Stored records
******
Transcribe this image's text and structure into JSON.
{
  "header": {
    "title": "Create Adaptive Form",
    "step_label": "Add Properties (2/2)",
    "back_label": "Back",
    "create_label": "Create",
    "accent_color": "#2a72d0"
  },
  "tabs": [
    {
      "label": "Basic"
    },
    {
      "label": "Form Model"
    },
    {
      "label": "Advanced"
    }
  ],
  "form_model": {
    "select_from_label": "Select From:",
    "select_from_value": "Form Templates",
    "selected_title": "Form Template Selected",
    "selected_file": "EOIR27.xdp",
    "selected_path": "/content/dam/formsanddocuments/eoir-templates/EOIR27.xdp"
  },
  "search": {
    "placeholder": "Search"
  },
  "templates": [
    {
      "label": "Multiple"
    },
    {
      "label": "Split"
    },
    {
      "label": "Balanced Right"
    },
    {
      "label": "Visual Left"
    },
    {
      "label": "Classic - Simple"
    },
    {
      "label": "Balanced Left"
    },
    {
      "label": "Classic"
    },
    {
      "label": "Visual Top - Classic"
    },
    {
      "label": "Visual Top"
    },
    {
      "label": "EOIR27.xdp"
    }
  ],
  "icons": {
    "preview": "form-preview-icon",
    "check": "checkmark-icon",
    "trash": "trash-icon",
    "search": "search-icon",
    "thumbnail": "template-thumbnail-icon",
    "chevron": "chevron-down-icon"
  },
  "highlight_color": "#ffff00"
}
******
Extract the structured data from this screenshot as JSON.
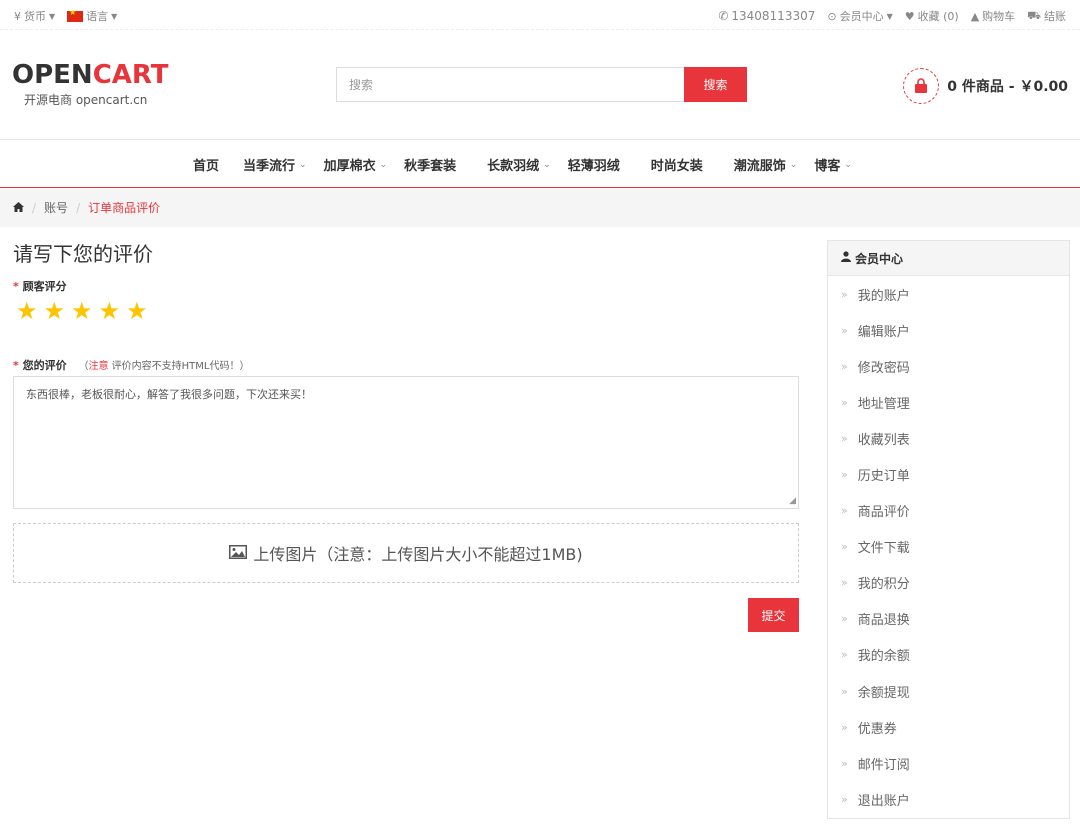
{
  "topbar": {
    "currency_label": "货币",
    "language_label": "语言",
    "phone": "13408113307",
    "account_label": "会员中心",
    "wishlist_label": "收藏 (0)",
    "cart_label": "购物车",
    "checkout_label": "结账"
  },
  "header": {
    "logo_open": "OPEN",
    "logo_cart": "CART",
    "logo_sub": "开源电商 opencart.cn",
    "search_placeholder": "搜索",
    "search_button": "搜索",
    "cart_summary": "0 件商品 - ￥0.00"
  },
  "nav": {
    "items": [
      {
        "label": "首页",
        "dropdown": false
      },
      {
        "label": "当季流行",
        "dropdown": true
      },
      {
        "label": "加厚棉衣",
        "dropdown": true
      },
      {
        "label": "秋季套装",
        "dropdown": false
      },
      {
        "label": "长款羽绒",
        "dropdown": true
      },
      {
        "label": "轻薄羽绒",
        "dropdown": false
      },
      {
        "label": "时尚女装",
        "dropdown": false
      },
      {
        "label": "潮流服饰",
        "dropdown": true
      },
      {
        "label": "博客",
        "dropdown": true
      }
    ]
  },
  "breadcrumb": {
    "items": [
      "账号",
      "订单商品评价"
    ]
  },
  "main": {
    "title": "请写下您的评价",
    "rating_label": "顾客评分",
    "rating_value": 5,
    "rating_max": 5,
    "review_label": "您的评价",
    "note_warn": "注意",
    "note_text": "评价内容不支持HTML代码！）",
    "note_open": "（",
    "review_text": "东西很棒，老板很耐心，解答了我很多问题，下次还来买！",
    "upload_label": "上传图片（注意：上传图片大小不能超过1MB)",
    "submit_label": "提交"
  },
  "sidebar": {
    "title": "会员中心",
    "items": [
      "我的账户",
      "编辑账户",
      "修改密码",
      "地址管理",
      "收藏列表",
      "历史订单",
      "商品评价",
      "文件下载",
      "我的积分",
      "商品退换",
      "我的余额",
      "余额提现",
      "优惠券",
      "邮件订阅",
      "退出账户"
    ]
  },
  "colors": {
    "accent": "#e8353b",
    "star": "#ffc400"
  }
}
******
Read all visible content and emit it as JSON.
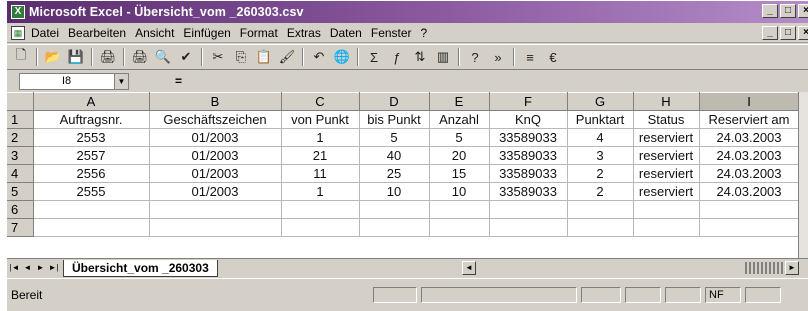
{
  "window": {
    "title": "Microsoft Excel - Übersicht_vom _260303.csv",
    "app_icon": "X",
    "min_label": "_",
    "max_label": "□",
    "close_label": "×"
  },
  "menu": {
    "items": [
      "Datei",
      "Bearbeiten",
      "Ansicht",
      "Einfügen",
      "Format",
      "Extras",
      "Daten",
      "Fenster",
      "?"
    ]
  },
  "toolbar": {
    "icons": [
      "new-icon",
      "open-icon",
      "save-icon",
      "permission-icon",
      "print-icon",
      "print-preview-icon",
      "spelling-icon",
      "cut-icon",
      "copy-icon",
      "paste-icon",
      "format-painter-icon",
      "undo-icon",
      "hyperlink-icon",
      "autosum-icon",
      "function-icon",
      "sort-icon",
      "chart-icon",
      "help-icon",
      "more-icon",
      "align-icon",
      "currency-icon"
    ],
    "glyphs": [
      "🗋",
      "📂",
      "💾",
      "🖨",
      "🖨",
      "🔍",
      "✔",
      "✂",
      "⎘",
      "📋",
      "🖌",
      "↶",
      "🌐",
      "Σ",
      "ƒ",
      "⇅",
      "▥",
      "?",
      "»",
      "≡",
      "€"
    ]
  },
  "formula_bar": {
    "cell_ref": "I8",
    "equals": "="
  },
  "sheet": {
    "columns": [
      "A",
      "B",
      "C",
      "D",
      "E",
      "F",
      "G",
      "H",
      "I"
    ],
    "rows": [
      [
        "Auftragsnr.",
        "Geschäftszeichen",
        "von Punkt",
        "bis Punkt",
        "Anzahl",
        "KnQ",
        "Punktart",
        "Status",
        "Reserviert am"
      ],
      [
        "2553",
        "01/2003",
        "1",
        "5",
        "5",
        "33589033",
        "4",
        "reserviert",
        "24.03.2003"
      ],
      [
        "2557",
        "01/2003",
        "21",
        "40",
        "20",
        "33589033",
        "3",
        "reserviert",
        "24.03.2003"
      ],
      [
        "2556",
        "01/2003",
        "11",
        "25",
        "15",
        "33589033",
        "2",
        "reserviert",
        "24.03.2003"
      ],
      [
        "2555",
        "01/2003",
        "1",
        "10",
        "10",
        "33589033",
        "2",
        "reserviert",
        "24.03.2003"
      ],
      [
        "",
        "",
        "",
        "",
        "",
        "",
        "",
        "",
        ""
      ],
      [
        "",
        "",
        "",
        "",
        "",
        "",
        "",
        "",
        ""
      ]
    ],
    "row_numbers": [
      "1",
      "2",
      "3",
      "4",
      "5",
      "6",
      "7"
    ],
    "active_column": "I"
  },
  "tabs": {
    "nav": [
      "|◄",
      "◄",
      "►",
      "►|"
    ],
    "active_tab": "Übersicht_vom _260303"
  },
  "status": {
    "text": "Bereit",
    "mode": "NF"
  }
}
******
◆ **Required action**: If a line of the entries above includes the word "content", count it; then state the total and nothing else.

◆ **Answer to the exercise**: 2